Granard motte earthworks were built c. 1199 by a Norman knight, Richard de Tuit. It was erected upon and within a pre-existing hillfort, and has associations with a local branch of the Ó Fearghail clan (Farrell).[1]

It appears that the castle was intended as a frontier castle on the north-west border of the Anglo-Norman lordship of Meath and designed to hold down the O'Reilly's of southern Breffny.[2] In 1210 King John stayed here during his campaign against Hugh de Lacy.[2][1]

The site later became known as 'Rath Granard'. According to Bradley, it is the most likely location of the inauguration site of the O'Farrells (Bán).[1][3] One prominent member of the family, Sean Ó Fearghail, Chief of Annaly, is believed to have died here immediately after his inauguration in 1475 and was interred at Abbeylara nearby.

The relatively level summit (89 feet) in the north-northwest-south-southeast direction; 72 feet in the east-northeast-west-southwest direction), is about 13 feet above the level of the bailey.
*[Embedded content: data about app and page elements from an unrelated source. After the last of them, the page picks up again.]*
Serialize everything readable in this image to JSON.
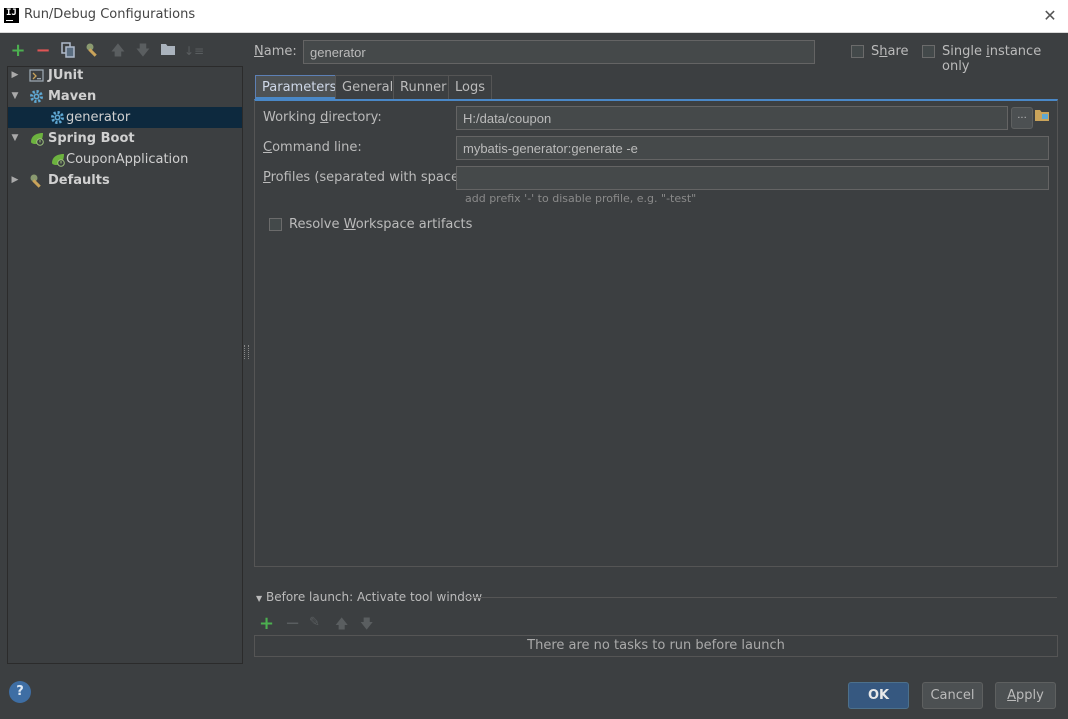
{
  "window": {
    "title": "Run/Debug Configurations",
    "app_logo": "IJ"
  },
  "toolbar": {
    "icons": [
      "add-icon",
      "remove-icon",
      "copy-icon",
      "wrench-icon",
      "move-up-icon",
      "move-down-icon",
      "folder-icon",
      "sort-icon"
    ],
    "colors": {
      "add": "#4caf50",
      "remove": "#e05555"
    }
  },
  "tree": {
    "items": [
      {
        "label": "JUnit",
        "level": 0,
        "expanded": false,
        "icon": "junit-icon"
      },
      {
        "label": "Maven",
        "level": 0,
        "expanded": true,
        "icon": "maven-gear-icon"
      },
      {
        "label": "generator",
        "level": 1,
        "selected": true,
        "icon": "maven-gear-icon"
      },
      {
        "label": "Spring Boot",
        "level": 0,
        "expanded": true,
        "icon": "spring-boot-icon"
      },
      {
        "label": "CouponApplication",
        "level": 1,
        "icon": "spring-boot-icon"
      },
      {
        "label": "Defaults",
        "level": 0,
        "expanded": false,
        "icon": "wrench-icon"
      }
    ]
  },
  "form": {
    "name_label": "Name:",
    "name_value": "generator",
    "share_label": "Share",
    "single_instance_label": "Single instance only",
    "tabs": [
      "Parameters",
      "General",
      "Runner",
      "Logs"
    ],
    "active_tab": "Parameters",
    "working_dir_label": "Working directory:",
    "working_dir_value": "H:/data/coupon",
    "browse_label": "...",
    "command_line_label": "Command line:",
    "command_line_value": "mybatis-generator:generate -e",
    "profiles_label": "Profiles (separated with space):",
    "profiles_value": "",
    "profiles_hint": "add prefix '-' to disable profile, e.g. \"-test\"",
    "resolve_workspace_label": "Resolve Workspace artifacts"
  },
  "before_launch": {
    "title": "Before launch: Activate tool window",
    "empty_text": "There are no tasks to run before launch"
  },
  "buttons": {
    "ok": "OK",
    "cancel": "Cancel",
    "apply": "Apply",
    "help": "?"
  }
}
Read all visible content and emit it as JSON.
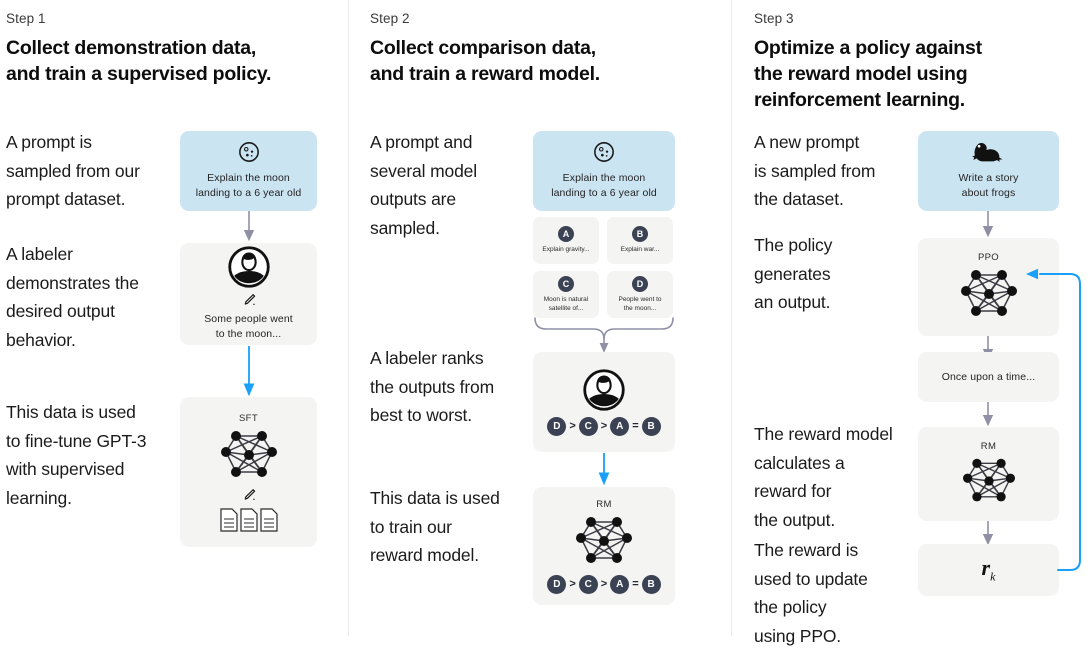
{
  "diagram": {
    "title": "RLHF three-step training diagram",
    "colors": {
      "prompt_box": "#cbe4f2",
      "neutral_box": "#f4f4f2",
      "gray_arrow": "#8f90a6",
      "blue_arrow": "#18a0fb",
      "badge": "#3b4254",
      "divider": "#ececec"
    }
  },
  "columns": [
    {
      "step_label": "Step 1",
      "title": "Collect demonstration data,\nand train a supervised policy.",
      "paragraphs": [
        "A prompt is\nsampled from our\nprompt dataset.",
        "A labeler\ndemonstrates the\ndesired output\nbehavior.",
        "This data is used\nto fine-tune GPT-3\nwith supervised\nlearning."
      ],
      "prompt_card": {
        "icon": "moon-icon",
        "text": "Explain the moon\nlanding to a 6 year old"
      },
      "labeler_card": {
        "icon": "labeler-avatar-icon",
        "pencil_icon": "pencil-icon",
        "text": "Some people went\nto the moon..."
      },
      "sft_card": {
        "caption": "SFT",
        "network_icon": "neural-network-icon",
        "pencil_icon": "pencil-icon",
        "documents_icon": "documents-icon"
      }
    },
    {
      "step_label": "Step 2",
      "title": "Collect comparison data,\nand train a reward model.",
      "paragraphs": [
        "A prompt and\nseveral model\noutputs are\nsampled.",
        "A labeler ranks\nthe outputs from\nbest to worst.",
        "This data is used\nto train our\nreward model."
      ],
      "prompt_card": {
        "icon": "moon-icon",
        "text": "Explain the moon\nlanding to a 6 year old"
      },
      "options": [
        {
          "badge": "A",
          "text": "Explain gravity..."
        },
        {
          "badge": "B",
          "text": "Explain war..."
        },
        {
          "badge": "C",
          "text": "Moon is natural\nsatellite of..."
        },
        {
          "badge": "D",
          "text": "People went to\nthe moon..."
        }
      ],
      "rank_card": {
        "icon": "labeler-avatar-icon",
        "ranking": [
          "D",
          ">",
          "C",
          ">",
          "A",
          "=",
          "B"
        ]
      },
      "rm_card": {
        "caption": "RM",
        "network_icon": "neural-network-icon",
        "ranking": [
          "D",
          ">",
          "C",
          ">",
          "A",
          "=",
          "B"
        ]
      }
    },
    {
      "step_label": "Step 3",
      "title": "Optimize a policy against\nthe reward model using\nreinforcement learning.",
      "paragraphs": [
        "A new prompt\nis sampled from\nthe dataset.",
        "The policy\ngenerates\nan output.",
        "The reward model\ncalculates a\nreward for\nthe output.",
        "The reward is\nused to update\nthe policy\nusing PPO."
      ],
      "prompt_card": {
        "icon": "frog-icon",
        "text": "Write a story\nabout frogs"
      },
      "ppo_card": {
        "caption": "PPO",
        "network_icon": "neural-network-icon"
      },
      "output_card": {
        "text": "Once upon a time..."
      },
      "rm_card": {
        "caption": "RM",
        "network_icon": "neural-network-icon"
      },
      "reward_card": {
        "symbol": "r",
        "subscript": "k"
      }
    }
  ]
}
An OS trig pillar stand on the top. In 1932 a statue of St Patrick was erected on top of the motte to mark the sesquimillennium of his mission to Ireland.

Many myths are attached to the hollow within the motte: some say there is a castle concealed within it, or gold, or perhaps a grain store. In May 2017 the motte came to nationwide attention when a large hole, about a yard in diameter, was found dug into the side of the mound. The damage required a survey by the National Monuments Service and repairs by the Office of Public Works.[4]


The Motte is a great flat-topped, circular earthen mound, on top of which would have been a timber tower surrounded by a palisade. Across the base was a U-shaped bailey: an enclosure surrounded by a palisade ditch. It is very strongly fortified except on the southern side, which seems to have been guarded solely by the deep trench on the summit. The sub circular mound is about 30 feet in height with a deep fosse at the northeastern side and a D-shaped bailey on the southwest side.

A grotto was built into the north side of the monument in 1925 in the course of which a large quantity of stone was removed (using explosives). From WSW-N-ENE the base of the motte is encircled by a wide, deep, steep-sided, rock-cut fosse (width: 34 feet; depth: 11 feet with a wide, high, steep-sided external bank (width: 26 feet; height: 10 feet). The bailey is defined by the remains of an inner bank of earth and stone, a wide, deep, intervening fosse (width: 39 feet) and a wide, high outer bank (width: c. 33 feet; height: c. 7 feet). The fragmentary remains of a later castle are visible in the SE face of the motte.

A mediæval church and graveyard are found about a hundred yards to the north.[5][6][7][8]


  1. 1.0 1.1 1.2 Bradley, J.; Halpin, A.; King, H. (1985). Urban archaeological survey - county Longford. Unpublished report commissioned by the Office of Public Works, Dublin. 
  2. 2.0 2.1 Orpen, G.H. (1920). Ireland under the Normans (1169-1216). Oxford: Clarendon. 
  3. Fitzpatrick, E. (2004). Royal inauguration in Gaelic Ireland c.1100-1600: a cultural landscape study. Studies in Celtic History. 22. Woodbridge: The Boydell Press. 
  4. "Investigation into damage at Granard Motte monument site". RTE. 6 Jun 2017. 
  5. Westropp, T.J. (1904). "On Irish motes and early Norman castles". Journal of the Royal Society of Antiquaries of Ireland 34: 313-343. 
  6. Kearney, P. (1969). "Granard". Journal of the Longford Historical Society 1 (1): 18-23. 
  7. O'Donovan, P., ed (2003). Antiquities of the Granard area. Longford: Granard Area Action Group. 
  8. Burns, J.; Grier, B., eds (2002). Granard: its history, our heritage. Longford: Granard Guild, ICA. pp. 144-145. 


  • Armitage, E.S. (1912). The early Norman castles of the British Isles. London.